Karen Leeder is a writer, critic and translator. She is Professor of Modern German Literature at New College, Oxford. In 2015 she was awarded the English PEN translation Pitch for her translation of Ulrike Almut Sandig’s poetry. Here’s to her website.
Thick of it
Beatz & Verses with Grigory Semenchuk.
Music CD. 45 minutes. Published Schöffling & Co Frankfurt am Main 2018.
Produced by Klangkosmonauten Berlin 2018.
Buch gegen das Verschwinden (Against Disappearance)
Stories. Published by Schöffling & Co. Frankfurt / M. 2015.
Amid the unrest in Istanbul’s Gezi Park, a young journalist tries to cast off the expectations of his mother, who was bitten by the travel bug after the Berlin Wall fell in 1989. A hiker gets lost in the ancient, enchanted forests of the Engadine during a snowstorm. A little girl is flown by her grandmother to the end of the world during the transit of Venus. Where their traces lead is one of the many puzzles of these stories.
In her colourful and poetic prose, Ulrike Almut Sandig describes places that only appear to be gone. In reality they live on in the experiences of the elderly and the hopes of the younger generation. Relationships are buffeted by the storms of these stories, and deceptive certainties come unravelled. In her new book, Ulrike Almut Sandig uses the magic of storytelling to prevent whole worlds disappearing from our consciousness.
A short film by Harald Opel based on this book:
Stories. Published by Schöffling & Co. Frankfurt / M. 2010. Paperback by S. Fischer. Frankfurt / Main 2012.
I am a field full of oilseed rape I hide the deer and shine like 13 oil paintings piled one on top of the other
Karen Leeder’s translation on pen.org PEN America 2016.
Karen Leeder’s translation in Middlebury New England Review, no. 03/2016.
Karen Leeder’s translations in the Tasmanian literary journal „Communion“, no. 03/2015.
Karen Leeder’s translations in Shearsman magazine, 102 & 102/2014.
A clip by her poetry band LANDSCHAFT, Kiev 2016:
Thick of it
Poems. Published by Schöffling & Co. Frankfurt / M. 2011.
Karen Leeder’s translations the PEN America website, 2016.
Bradley Schmidt’s translation in no man’s land, no. 7/2012.
Karen Leeder’s translations in Modern Poetry in Translation, no. 03/2013.
Bradley Schmidt’s translations in New Books in German no.32.
Bradley Schmidt’s translations in Asymptote, Issue Jul 2013.
Karen Leeder’s translations in Asymptote blog, Jul 22, 2014.
Karen Leeder’s translations on Asymptote blog, Dec 16, 2014.
A short film by Harald Opel based on a poem from Thick of it:
Poems. Published by Connewitzer Verlagsbuchhandlung. Leipzig 2007.
Jane Gibian’s translations on Shampoo Poetry.
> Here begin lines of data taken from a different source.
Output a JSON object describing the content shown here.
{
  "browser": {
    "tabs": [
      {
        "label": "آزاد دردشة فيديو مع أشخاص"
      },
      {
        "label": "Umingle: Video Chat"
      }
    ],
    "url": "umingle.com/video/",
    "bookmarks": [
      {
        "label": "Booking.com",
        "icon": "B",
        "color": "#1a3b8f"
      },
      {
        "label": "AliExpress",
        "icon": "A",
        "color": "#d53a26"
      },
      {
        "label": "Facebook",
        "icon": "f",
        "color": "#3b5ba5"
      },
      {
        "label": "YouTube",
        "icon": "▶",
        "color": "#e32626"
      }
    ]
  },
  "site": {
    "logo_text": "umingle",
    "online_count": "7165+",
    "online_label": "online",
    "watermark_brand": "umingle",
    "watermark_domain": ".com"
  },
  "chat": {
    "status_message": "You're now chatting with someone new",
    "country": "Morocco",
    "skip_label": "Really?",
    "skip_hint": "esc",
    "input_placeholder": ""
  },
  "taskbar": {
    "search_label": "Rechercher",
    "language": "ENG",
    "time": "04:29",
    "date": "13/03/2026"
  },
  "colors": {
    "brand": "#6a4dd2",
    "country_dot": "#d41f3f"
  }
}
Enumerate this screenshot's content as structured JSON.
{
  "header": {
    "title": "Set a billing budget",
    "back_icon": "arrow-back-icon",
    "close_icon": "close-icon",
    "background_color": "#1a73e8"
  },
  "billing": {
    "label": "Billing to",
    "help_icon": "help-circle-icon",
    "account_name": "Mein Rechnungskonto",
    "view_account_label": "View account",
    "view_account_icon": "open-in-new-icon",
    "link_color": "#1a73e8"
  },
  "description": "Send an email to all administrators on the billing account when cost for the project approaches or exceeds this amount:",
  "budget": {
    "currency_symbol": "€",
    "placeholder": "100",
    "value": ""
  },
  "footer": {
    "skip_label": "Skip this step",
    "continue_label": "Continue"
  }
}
Bradley Schmidt’s translations on Lyrikline.org:
in summer the elderly sit
on a sinking ship
was the table, was the chair
let it lie
Bradley Schmidt’s translation on no man’s land:
this draught from talk (issue 5/2010)
the russian woods (issue 6/2011)
A spoken word impro with Grigory Semenchuk based on a poem in this book, Kiev 2015:
A poetryfilm by Harald Opel based on a poem in this book:
Poems. Published by Connewitzer Verlagsbuchhandlung. Leipzig 2005 / 2009.
In a Workshop
Translation Workshop at Queen’s College in Oxford (UK) for the literary magazine Modern poetry in Translation: